The traditional approach to computer security is incident driven, while in the design stages of a computer system, security is often an afterthought. The challenge is to train a new generation of computer professionals who are aware of the implications of security with respect to all aspects of a computer-based system.
On an international scale these observations have led to the development of several Master's programs in computer security. In the Netherlands, there are initiatives to develop so-called Master's program profiles in this field. In order to strengthen and converge these local initiatives, three Dutch universities (Radboud University in Nijmegen, Eindhoven University of Technology, and Twente University) have joined forces to develop a common Master program in Computer Security of outstanding quality. We achieve this by combining the complementary expertise of the three sites. Our approach is incremental, and lightweight. The initial curriculum is partly based on existing courses, extended with some newly developed courses.
Computer security is not just a matter of cryptography or program correctness. This master programme focuses on the problem of making computer systems (hardware and software) secure, i.e. correct as well as invulnerable to attacks. As a result, the master programme will have a computer science perspective.
The master programme will be located at three sites. This will lead to organisational challenges in order to keep the overhead for both teachers and students low. To keep teaching load low, and to attain high teaching efficiency, courses will be given at a single site only. As a consequence, students will have to travel to other locations in order to participate in those courses (some of which are mandatory). But in order to minimise student travel, the teaching schedule is set up in such a way that, on average, students will have to travel to another location only once per week each semester.
The societal aspects cover organisational and legal measures, which support and complement the technical aspects. How does one control the access to assets? Which sanctions exist on breaking the rules, or on downright (computer) criminality? How is privacy protected? Human-machine interaction may also be classified as a societal aspect. What level of identification or authentication is still acceptable and feasible?
In the technical issues one may distinguish security engineering from analysis. Security engineering deals with tools, methods and techniques for the design and implementation of secure (computer) systems. How could one design and build systems such that they are a priori guaranteed not to leak information, and are invulnerable for intruders?

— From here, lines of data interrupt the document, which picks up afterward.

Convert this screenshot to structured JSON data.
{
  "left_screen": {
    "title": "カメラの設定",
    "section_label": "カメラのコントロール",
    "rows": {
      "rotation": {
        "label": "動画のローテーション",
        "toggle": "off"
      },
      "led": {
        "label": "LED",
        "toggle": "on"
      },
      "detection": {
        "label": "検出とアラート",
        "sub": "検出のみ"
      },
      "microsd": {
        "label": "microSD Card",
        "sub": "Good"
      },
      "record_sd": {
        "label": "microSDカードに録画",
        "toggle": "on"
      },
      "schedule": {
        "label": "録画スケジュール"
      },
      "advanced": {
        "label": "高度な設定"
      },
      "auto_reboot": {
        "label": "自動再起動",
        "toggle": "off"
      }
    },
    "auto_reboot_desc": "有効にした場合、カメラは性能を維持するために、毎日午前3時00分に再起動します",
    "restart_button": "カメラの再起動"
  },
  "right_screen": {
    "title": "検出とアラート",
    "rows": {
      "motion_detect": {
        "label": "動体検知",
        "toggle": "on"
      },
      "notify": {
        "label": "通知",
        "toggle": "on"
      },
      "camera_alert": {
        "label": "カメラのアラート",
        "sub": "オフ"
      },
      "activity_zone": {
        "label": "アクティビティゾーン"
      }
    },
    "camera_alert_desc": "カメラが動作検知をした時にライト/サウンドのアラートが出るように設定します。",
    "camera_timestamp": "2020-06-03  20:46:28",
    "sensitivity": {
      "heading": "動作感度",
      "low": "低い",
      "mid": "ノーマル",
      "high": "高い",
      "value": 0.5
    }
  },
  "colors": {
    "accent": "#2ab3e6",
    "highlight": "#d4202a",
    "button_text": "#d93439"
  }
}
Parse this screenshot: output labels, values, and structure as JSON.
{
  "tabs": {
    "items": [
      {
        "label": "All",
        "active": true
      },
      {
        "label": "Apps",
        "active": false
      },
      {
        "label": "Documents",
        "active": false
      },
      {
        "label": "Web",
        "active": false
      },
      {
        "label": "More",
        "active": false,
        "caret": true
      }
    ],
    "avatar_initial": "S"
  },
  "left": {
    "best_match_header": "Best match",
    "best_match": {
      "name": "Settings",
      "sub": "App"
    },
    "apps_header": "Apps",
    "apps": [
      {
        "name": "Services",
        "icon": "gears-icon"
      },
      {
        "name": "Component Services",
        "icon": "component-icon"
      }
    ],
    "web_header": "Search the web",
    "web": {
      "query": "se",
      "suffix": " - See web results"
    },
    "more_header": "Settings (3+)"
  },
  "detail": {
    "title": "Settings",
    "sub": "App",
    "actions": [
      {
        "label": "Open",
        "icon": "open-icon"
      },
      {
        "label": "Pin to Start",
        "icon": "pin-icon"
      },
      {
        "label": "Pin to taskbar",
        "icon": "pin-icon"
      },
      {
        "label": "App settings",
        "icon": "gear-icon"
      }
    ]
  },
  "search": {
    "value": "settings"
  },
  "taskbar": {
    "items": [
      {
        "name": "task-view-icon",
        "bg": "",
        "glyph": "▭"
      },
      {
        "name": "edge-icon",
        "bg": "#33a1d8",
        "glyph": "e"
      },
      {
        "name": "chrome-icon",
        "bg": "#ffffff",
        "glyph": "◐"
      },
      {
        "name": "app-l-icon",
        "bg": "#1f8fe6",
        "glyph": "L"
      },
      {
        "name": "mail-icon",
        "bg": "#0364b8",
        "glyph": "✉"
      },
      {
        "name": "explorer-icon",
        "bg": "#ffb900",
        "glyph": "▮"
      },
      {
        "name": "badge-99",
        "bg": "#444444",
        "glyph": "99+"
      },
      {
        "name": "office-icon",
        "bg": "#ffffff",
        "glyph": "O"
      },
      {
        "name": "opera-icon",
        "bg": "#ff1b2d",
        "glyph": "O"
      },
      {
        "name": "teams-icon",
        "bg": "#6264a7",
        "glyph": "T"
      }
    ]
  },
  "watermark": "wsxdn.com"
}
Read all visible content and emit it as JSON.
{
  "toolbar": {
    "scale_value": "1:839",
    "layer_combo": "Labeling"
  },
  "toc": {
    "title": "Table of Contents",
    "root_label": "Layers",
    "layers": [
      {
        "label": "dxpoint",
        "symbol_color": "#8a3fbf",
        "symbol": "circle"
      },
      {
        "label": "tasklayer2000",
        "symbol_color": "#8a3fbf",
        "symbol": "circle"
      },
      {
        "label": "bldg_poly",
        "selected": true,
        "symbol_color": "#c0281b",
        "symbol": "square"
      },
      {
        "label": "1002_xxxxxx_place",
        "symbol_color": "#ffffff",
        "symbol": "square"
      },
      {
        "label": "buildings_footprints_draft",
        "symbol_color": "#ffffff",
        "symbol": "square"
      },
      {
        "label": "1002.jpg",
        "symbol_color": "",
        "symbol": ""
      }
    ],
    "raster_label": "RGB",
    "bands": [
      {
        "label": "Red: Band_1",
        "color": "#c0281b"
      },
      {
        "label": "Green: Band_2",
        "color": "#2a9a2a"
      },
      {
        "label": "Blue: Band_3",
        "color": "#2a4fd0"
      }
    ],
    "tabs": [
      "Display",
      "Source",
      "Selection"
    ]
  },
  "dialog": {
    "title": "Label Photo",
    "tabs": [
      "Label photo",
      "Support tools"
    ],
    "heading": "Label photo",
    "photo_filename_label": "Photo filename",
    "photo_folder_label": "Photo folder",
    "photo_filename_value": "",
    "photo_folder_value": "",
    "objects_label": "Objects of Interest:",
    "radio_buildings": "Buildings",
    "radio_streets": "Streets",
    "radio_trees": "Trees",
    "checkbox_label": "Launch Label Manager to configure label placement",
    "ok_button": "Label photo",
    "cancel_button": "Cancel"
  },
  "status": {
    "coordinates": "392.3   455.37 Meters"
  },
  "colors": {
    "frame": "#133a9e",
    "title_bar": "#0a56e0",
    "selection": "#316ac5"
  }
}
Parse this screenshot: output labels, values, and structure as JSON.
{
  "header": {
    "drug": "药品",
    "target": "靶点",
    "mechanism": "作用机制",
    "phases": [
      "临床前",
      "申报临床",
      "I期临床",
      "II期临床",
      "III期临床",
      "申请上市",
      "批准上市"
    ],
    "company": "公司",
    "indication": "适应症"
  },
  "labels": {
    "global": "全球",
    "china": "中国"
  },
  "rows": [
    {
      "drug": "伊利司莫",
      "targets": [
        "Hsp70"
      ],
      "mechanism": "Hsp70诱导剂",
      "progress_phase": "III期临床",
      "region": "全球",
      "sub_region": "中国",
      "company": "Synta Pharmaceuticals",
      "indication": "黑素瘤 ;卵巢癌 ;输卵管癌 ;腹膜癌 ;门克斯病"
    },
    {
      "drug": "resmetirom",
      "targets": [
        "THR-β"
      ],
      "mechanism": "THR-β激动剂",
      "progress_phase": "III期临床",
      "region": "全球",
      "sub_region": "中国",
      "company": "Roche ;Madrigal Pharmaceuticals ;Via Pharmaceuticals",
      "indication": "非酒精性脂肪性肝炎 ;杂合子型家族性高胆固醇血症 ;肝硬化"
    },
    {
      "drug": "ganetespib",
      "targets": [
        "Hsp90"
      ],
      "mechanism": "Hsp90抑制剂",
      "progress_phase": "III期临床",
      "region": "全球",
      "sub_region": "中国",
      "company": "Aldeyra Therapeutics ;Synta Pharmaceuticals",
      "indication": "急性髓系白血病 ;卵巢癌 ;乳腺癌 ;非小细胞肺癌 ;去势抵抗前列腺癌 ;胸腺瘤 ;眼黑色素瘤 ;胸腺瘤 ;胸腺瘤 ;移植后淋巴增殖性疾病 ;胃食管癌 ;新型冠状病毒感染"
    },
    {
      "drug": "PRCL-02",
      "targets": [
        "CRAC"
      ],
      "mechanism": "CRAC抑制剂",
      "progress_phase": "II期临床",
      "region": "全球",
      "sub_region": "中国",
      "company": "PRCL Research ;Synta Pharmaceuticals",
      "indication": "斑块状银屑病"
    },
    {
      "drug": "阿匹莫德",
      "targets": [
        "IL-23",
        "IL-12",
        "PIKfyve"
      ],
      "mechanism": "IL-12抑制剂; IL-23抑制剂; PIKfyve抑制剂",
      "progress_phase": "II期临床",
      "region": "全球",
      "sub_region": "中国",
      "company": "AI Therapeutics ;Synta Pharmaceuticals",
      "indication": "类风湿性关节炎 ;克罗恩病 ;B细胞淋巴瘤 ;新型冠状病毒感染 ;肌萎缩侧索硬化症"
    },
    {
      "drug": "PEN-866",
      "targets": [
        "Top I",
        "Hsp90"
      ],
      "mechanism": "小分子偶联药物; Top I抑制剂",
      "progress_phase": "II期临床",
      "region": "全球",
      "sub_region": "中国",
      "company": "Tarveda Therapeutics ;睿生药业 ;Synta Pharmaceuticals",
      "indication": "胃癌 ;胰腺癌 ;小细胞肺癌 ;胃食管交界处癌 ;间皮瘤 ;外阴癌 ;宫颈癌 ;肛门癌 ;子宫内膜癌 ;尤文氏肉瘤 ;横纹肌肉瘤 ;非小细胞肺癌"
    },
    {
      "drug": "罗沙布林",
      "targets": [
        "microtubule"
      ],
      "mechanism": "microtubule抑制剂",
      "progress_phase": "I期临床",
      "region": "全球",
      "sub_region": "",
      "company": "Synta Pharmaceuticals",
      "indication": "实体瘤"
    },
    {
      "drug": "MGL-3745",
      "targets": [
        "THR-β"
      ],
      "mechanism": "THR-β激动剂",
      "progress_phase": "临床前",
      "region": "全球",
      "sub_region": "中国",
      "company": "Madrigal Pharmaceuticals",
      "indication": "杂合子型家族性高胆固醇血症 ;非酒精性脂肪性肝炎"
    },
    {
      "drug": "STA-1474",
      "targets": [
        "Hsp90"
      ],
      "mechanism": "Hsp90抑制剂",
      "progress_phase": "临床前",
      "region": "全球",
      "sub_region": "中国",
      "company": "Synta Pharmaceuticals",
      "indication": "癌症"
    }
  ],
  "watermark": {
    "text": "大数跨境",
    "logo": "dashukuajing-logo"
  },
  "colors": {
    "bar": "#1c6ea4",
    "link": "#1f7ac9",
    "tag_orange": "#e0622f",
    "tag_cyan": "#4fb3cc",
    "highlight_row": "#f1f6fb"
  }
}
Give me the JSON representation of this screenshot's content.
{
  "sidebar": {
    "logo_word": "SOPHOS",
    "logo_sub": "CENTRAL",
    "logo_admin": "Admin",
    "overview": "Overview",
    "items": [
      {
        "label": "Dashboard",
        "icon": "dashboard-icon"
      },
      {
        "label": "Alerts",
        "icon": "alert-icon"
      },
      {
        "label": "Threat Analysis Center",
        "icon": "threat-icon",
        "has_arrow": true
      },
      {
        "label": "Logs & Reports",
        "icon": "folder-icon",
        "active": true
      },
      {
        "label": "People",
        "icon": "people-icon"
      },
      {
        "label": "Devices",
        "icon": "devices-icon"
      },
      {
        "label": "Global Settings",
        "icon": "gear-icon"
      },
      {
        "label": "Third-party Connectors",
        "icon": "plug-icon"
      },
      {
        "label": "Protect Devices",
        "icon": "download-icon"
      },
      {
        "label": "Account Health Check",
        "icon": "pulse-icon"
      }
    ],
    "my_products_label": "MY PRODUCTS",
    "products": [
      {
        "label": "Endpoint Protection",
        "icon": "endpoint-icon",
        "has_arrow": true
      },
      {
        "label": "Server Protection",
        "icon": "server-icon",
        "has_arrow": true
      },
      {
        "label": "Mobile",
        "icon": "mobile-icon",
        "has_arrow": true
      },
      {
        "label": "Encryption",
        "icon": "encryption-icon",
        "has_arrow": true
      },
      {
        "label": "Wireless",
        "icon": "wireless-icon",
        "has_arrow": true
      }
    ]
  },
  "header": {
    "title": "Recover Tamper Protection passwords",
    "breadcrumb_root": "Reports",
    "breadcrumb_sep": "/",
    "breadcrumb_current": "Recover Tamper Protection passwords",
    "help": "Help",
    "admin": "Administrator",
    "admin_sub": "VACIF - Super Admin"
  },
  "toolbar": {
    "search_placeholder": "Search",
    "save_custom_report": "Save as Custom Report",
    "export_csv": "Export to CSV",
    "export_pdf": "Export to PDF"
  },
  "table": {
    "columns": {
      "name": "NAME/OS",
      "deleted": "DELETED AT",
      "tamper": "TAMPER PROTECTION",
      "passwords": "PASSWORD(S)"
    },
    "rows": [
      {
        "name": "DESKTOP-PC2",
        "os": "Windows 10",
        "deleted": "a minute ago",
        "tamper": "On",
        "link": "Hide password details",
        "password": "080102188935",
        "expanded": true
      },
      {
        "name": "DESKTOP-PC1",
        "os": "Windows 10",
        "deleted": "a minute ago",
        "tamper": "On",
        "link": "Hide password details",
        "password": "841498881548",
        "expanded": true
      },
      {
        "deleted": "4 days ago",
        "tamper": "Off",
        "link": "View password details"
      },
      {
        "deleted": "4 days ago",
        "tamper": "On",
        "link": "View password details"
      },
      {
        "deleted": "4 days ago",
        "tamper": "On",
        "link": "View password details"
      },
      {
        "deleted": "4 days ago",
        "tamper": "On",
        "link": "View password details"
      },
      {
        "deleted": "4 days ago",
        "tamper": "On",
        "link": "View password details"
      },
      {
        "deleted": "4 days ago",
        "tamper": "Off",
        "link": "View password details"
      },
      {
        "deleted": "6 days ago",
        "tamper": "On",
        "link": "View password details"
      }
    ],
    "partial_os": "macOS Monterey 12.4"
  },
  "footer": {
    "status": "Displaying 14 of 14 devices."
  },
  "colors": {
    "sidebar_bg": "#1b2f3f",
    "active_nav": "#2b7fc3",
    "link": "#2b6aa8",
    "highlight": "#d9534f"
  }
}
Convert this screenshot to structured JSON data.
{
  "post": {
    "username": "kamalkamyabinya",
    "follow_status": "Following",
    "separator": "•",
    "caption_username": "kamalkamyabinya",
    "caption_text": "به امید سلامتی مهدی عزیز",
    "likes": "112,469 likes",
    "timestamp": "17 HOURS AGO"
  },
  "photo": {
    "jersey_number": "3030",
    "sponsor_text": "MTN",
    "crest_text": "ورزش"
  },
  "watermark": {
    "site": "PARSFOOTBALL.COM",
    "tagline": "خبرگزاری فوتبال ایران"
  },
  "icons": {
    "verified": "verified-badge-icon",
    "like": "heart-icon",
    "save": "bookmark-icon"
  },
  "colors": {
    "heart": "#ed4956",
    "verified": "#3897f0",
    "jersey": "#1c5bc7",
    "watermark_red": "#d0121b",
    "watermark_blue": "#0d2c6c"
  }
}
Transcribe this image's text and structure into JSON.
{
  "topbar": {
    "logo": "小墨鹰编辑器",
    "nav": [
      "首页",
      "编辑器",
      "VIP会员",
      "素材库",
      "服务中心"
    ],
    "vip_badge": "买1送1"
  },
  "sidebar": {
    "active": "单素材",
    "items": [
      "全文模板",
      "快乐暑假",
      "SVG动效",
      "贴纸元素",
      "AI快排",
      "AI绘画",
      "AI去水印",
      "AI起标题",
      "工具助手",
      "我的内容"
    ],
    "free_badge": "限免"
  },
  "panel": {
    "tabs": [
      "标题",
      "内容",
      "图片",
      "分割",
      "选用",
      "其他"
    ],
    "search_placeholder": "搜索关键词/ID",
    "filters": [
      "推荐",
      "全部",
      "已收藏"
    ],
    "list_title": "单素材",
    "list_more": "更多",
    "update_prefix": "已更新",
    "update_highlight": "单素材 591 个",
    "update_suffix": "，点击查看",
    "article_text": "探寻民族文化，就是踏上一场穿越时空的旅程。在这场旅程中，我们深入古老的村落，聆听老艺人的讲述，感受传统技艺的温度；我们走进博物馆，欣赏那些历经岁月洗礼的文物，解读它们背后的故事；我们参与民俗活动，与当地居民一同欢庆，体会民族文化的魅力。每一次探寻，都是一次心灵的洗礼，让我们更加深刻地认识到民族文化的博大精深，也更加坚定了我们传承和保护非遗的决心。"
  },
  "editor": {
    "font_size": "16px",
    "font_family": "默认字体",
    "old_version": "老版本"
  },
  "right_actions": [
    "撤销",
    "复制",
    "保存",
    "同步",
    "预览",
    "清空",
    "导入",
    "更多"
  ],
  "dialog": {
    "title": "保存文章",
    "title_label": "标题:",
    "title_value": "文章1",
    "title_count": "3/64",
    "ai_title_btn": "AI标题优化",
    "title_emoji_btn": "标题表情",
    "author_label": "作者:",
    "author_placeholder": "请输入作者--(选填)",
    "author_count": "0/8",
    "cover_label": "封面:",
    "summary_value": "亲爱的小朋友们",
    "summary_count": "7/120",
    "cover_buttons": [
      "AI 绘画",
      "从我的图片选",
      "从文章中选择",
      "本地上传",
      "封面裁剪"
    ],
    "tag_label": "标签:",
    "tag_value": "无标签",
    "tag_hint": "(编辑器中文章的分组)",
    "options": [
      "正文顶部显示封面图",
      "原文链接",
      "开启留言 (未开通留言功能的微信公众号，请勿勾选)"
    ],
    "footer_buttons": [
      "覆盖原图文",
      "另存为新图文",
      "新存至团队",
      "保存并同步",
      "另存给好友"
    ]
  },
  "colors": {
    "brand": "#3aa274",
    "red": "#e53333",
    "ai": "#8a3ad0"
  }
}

Analysis refers to verification a posteriori. Given an existing system, could it possibly leak, or be attacked successfully? In particular with respect to analysis there exists a whole spectrum of methods, from very formal to very pragmatic.
In every day practise, one often uses extensive checklists against which systems are examined. Other, somewhat more formal analyses try to establish whether a given system will keep upright under a certain type of attack. Really formal methods try to prove that the given system does not possess certain unwanted properties.
The expertise of the three partners covers the three mentioned areas quite well. Eindhoven focuses particularly on design and analysis, Nijmegen on analysis and societal aspects, and Twente on societal aspects and design. Therefore, these areas are the core of the proposed master programme, with an emphasis on software and on a rather theoretical, academic, formal approach.
The following subjects will not be covered in the master programme, or only at an introductory level. We name physical security (of persons, buildings, etc.), other physical aspects (radiographic techniques, tamper-resistant hardware), systems and network management auditing, signals and communication intelligence, and forensic techniques.
"The design of a system should not require secrecy and compromise of the system should not inconvenience the correspondents".In the academic security community Kerckhoffs' Principle is widely supported: in the design of a system, security through obscurity is considered bad practise, and present day secure systems (like SSL, AES, and UMTS to name but a few) are designed in all openness.
Hans Meijer also contributed to the initial phases of this project.